:: REQUIRED ACTION ::
Identify all lines of the data containing the string "avatar" and copy them.

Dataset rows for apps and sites
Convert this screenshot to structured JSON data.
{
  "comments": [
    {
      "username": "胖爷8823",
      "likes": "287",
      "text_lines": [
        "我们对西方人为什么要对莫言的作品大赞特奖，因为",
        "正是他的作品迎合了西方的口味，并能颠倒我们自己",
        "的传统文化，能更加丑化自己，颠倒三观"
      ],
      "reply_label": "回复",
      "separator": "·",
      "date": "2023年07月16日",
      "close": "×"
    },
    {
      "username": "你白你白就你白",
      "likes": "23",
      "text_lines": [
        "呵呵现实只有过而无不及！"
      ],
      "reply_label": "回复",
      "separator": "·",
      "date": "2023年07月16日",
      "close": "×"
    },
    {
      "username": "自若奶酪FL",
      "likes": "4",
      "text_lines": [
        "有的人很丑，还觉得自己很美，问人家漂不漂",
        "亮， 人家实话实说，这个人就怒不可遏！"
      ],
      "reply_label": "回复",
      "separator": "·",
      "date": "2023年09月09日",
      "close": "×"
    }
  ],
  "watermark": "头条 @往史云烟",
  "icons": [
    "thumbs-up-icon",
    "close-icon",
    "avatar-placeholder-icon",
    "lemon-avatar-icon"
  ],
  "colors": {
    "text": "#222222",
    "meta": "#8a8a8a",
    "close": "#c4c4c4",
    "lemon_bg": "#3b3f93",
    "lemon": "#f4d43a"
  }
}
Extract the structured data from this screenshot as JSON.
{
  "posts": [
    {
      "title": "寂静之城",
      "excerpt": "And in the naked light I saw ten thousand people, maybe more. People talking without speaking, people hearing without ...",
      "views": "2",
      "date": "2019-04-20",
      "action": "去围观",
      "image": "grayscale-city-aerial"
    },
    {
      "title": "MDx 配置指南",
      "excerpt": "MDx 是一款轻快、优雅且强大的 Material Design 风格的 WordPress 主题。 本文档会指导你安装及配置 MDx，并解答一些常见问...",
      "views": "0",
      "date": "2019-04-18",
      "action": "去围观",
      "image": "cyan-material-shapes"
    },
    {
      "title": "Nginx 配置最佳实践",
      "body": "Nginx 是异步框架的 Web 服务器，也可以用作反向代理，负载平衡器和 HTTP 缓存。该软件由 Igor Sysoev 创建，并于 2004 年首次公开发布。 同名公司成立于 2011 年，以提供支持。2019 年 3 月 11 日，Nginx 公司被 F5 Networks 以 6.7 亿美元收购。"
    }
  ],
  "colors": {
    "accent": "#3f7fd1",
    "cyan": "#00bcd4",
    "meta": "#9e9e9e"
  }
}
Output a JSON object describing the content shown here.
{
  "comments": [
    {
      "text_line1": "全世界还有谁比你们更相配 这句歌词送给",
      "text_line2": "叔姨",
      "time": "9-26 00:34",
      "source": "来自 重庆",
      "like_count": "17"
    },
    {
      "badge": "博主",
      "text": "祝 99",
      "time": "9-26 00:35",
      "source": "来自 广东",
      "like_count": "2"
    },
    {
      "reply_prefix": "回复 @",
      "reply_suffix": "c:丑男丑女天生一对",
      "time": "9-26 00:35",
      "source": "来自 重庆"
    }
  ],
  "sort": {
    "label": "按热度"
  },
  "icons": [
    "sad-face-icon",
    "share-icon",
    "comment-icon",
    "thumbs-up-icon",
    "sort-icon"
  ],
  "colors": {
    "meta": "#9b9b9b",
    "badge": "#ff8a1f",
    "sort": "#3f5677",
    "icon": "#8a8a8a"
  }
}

:: RESULT OF THIS EXERCISE ::
    "avatar-placeholder-icon",
    "lemon-avatar-icon"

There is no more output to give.